Page and application data records:
○ ○ ○ ○ ○ ○ ○

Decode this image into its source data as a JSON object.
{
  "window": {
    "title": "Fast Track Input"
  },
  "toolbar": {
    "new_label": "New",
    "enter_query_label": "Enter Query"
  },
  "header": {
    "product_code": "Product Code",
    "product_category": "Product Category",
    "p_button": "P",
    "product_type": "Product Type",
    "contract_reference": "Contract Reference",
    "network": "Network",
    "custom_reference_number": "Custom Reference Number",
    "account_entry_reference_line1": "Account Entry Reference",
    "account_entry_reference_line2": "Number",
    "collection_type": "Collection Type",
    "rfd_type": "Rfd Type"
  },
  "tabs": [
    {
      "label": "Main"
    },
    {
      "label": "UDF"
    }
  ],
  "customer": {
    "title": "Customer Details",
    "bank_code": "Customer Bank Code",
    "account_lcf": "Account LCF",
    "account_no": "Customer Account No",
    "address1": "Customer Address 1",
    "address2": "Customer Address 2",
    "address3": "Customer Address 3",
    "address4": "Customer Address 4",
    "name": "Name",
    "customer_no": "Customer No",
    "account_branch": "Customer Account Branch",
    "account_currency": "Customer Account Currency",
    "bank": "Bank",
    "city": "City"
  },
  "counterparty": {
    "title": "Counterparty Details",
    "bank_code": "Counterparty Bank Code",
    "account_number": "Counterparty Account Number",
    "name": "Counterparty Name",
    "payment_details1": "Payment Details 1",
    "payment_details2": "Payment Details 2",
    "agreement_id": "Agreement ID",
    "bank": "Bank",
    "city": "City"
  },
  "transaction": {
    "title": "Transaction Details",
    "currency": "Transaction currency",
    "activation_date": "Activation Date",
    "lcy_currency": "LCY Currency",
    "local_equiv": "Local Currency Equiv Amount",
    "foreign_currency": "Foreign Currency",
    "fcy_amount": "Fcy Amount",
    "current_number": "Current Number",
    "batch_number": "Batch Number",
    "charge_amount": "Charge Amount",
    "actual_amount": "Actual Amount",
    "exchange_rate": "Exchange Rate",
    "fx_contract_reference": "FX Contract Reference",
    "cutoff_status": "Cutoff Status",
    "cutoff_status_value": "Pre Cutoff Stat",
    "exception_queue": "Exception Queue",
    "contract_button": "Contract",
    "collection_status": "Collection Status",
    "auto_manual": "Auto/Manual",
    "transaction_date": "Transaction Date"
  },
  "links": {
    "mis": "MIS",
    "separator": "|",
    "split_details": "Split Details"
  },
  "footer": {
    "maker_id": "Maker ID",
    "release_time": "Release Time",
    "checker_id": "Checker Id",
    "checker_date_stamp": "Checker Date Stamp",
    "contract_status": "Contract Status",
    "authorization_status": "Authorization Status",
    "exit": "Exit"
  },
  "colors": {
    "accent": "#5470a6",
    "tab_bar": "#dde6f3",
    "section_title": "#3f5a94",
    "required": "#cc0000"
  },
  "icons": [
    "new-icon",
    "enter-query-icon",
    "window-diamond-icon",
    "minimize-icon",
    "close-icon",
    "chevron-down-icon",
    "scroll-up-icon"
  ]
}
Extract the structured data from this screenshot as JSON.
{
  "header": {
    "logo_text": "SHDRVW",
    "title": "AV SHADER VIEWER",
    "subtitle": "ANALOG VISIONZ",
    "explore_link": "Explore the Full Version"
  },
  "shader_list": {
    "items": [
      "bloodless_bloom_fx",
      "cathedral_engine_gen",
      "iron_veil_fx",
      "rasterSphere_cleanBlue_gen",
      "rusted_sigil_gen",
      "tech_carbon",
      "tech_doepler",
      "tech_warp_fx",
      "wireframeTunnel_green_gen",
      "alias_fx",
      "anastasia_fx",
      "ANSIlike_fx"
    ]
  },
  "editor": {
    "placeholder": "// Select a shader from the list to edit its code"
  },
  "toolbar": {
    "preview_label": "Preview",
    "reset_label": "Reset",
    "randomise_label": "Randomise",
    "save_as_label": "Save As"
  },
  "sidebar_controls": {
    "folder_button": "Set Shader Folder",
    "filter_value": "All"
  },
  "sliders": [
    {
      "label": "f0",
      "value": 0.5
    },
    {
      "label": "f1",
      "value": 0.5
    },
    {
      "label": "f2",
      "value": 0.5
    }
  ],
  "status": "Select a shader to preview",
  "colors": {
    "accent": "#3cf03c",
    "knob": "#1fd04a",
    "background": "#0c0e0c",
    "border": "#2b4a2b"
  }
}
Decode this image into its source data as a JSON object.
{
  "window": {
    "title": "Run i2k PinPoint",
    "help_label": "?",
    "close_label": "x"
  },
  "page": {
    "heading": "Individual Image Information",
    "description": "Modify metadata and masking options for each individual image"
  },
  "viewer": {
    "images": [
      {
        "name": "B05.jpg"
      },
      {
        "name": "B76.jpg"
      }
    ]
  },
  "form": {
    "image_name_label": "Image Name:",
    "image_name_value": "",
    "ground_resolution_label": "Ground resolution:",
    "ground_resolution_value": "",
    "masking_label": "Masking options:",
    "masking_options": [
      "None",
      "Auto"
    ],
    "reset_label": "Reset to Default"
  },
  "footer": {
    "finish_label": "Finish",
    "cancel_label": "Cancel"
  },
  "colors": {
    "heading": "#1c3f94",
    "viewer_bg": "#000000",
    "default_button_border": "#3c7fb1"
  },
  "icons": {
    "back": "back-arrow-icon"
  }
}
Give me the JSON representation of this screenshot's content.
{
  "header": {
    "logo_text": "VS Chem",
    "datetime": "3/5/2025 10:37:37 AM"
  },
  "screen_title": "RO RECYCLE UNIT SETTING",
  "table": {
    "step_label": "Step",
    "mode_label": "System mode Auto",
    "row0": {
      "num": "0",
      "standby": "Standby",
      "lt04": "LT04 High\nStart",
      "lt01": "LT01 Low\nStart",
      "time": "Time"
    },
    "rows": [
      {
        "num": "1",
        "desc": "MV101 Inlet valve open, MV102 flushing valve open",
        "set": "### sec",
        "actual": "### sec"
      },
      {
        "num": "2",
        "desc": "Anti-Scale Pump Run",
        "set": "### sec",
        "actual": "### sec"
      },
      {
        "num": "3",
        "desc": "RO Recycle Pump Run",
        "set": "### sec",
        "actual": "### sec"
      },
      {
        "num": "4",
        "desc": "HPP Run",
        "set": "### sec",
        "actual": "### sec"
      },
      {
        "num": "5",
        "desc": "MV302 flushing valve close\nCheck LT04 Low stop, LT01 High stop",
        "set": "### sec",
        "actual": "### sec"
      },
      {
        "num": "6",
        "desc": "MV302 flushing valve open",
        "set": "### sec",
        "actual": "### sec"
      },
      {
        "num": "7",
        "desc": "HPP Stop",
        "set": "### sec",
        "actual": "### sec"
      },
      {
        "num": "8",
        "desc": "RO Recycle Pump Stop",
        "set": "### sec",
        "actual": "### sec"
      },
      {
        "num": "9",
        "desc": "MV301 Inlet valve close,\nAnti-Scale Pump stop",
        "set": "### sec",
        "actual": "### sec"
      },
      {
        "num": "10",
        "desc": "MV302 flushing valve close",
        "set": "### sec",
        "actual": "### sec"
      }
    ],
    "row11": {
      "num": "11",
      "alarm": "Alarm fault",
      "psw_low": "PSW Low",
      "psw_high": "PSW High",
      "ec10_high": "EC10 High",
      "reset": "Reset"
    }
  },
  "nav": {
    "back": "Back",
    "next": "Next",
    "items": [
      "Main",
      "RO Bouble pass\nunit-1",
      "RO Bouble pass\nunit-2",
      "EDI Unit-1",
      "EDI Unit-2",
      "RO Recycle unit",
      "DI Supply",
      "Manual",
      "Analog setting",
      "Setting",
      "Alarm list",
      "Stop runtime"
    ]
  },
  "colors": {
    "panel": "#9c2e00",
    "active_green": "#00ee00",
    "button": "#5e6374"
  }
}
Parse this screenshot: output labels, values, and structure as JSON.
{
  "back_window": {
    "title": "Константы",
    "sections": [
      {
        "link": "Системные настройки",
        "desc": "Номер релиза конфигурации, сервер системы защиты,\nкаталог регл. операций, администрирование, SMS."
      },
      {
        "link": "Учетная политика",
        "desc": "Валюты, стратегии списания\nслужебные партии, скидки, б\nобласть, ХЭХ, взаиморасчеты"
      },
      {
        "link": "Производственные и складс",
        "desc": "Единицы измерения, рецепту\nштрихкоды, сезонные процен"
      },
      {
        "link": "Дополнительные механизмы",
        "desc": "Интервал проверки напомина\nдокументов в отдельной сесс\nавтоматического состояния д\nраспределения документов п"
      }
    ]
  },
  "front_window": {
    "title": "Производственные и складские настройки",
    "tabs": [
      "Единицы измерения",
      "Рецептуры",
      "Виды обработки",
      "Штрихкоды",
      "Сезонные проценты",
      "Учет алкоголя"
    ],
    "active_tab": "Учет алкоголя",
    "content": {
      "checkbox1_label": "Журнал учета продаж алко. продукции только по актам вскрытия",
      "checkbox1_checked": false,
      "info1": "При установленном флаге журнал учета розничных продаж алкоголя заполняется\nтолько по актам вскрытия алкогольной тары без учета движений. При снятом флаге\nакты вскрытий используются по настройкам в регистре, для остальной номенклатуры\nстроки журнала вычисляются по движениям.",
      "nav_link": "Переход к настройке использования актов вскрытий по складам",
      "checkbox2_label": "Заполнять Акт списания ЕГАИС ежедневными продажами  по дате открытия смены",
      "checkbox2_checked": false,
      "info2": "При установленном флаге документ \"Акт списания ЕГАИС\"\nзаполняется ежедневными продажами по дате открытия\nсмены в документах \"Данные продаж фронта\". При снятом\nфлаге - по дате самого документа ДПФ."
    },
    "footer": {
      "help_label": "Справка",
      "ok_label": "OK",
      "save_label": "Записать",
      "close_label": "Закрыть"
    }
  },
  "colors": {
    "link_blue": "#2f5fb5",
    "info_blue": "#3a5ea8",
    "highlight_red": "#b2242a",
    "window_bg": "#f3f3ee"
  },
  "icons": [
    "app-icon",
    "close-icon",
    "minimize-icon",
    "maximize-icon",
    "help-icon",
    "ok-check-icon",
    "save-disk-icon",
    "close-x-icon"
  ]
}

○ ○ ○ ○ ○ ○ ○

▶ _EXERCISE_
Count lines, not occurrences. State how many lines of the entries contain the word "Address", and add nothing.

▶ _TASK RESULT_
4